Steel mills in Bangladesh bought limited tonnages of imported ferrous scrap on Wednesday. The continuous decline of steel prices in China weighed down sentiment in Asia. Bids started to dip in Bangladesh driven by a fall in prices in other subcontinental markets. Also, mixed sentiments discouraged buyers as they await more clarity.
A few market participants were away on account of Buddha Purnima, a local holiday. The Bangladeshi government has extended its national lockdown until May 30 which has also impacted trading. Labourers who had left for the Eid holidays are still unwilling to return amid increasing domestic uncertainty.
The daily Davis Index for containerized shredded, Wednesday, settled unchanged at $537.50/mt cfr Chattogram as traders were unwilling to lower asking rates. Offers from traders above $540-545/mt cfr Chattogram.

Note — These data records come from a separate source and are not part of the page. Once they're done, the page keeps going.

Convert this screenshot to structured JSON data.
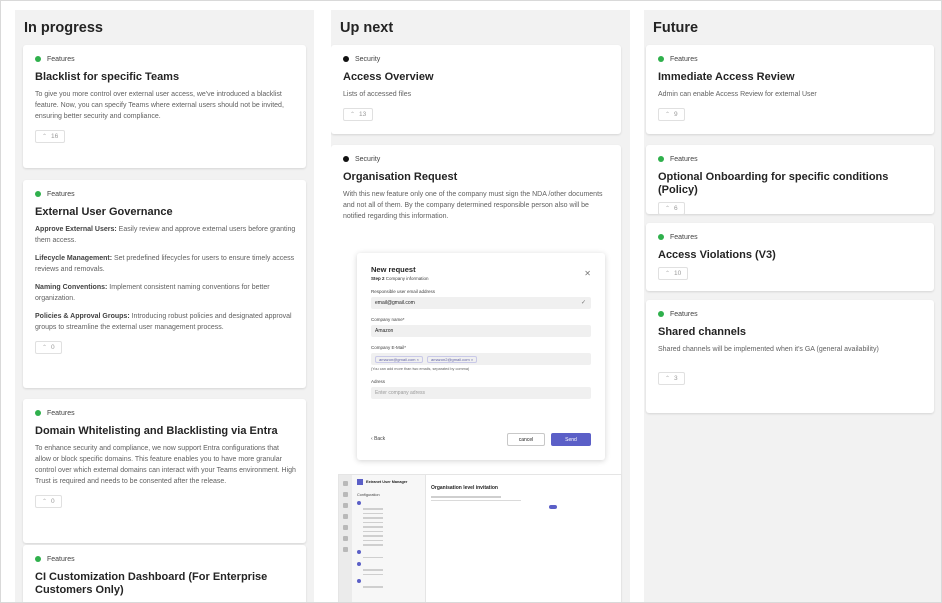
{
  "columns": [
    {
      "title": "In progress",
      "cards": [
        {
          "tag": "Features",
          "title": "Blacklist for specific Teams",
          "description": "To give you more control over external user access, we've introduced a blacklist feature. Now, you can specify Teams where external users should not be invited, ensuring better security and compliance.",
          "votes": "16"
        },
        {
          "tag": "Features",
          "title": "External User Governance",
          "paragraphs": [
            {
              "bold": "Approve External Users:",
              "text": " Easily review and approve external users before granting them access."
            },
            {
              "bold": "Lifecycle Management:",
              "text": " Set predefined lifecycles for users to ensure timely access reviews and removals."
            },
            {
              "bold": "Naming Conventions:",
              "text": " Implement consistent naming conventions for better organization."
            },
            {
              "bold": "Policies & Approval Groups:",
              "text": " Introducing robust policies and designated approval groups to streamline the external user management process."
            }
          ],
          "votes": "0"
        },
        {
          "tag": "Features",
          "title": "Domain Whitelisting and Blacklisting via Entra",
          "description": "To enhance security and compliance, we now support Entra configurations that allow or block specific domains. This feature enables you to have more granular control over which external domains can interact with your Teams environment. High Trust is required and needs to be consented after the release.",
          "votes": "0"
        },
        {
          "tag": "Features",
          "title": "CI Customization Dashboard (For Enterprise Customers Only)"
        }
      ]
    },
    {
      "title": "Up next",
      "cards": [
        {
          "tag": "Security",
          "title": "Access Overview",
          "description": "Lists of accessed files",
          "votes": "13"
        },
        {
          "tag": "Security",
          "title": "Organisation Request",
          "description": "With this new feature only one of the company must sign the NDA /other documents and not all of them. By the company determined responsible person also will be notified regarding this information.",
          "modal": {
            "title": "New request",
            "step_bold": "Step 2",
            "step_text": "Company information",
            "email_label": "Responsible user email address",
            "email_value": "email@gmail.com",
            "company_label": "Company name*",
            "company_value": "Amazon",
            "emails_label": "Company E-Mail*",
            "chip1": "amazon@gmail.com",
            "chip2": "amazon2@gmail.com",
            "emails_hint": "(You can add more than two emails, separated by comma)",
            "address_label": "Adress",
            "address_placeholder": "Enter company adress",
            "back": "Back",
            "cancel": "cancel",
            "send": "Send"
          },
          "app": {
            "brand": "Extranet User Manager",
            "section": "Configuration",
            "main_title": "Organisation level invitation"
          }
        }
      ]
    },
    {
      "title": "Future",
      "cards": [
        {
          "tag": "Features",
          "title": "Immediate Access Review",
          "description": "Admin can enable Access Review for external User",
          "votes": "9"
        },
        {
          "tag": "Features",
          "title": "Optional Onboarding for specific conditions (Policy)",
          "votes": "6"
        },
        {
          "tag": "Features",
          "title": "Access Violations (V3)",
          "votes": "10"
        },
        {
          "tag": "Features",
          "title": "Shared channels",
          "description": "Shared channels will be implemented when it's GA (general availability)",
          "votes": "3"
        }
      ]
    }
  ],
  "colors": {
    "features_dot": "#2fb04c",
    "security_dot": "#111111",
    "accent": "#5b5fc7",
    "column_bg": "#f2f2f2"
  },
  "icons": {
    "vote": "chevron-up-icon",
    "close": "close-icon",
    "check": "check-icon"
  }
}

Bangladeshi yards resisted a decade’s high prices for imported scrapped vessels. Offers for containers were at $560-570/ldt cnf Chattogram. Domestic scrap supply is tight while sellers are awaiting clarity on international prices. After price hikes, the asking rate for rebar and billets remain elevated.
The daily index for HMS 1&2 (80:20) from Latin America dropped at $500/mt cfr Chattogram, down $3/mt. Mills showed interest in the Brazilian and UK origin HMS 1&2 (80:20) at $490-495/mt cfr Chattogram and are willing to pay $10/mt more for the US, Australia and New Zealand origin scrap depending on quality and transit period.
The index for US-origin containerized HMS 1&2 (80:20) was at $513/mt, down by $0.75/mt. While the indexes for the grade of UK and Australia-origin fell by $4/mt to $503/mt and by $2/mt to $510/mt cfr Chattogram, respectively, on Wednesday.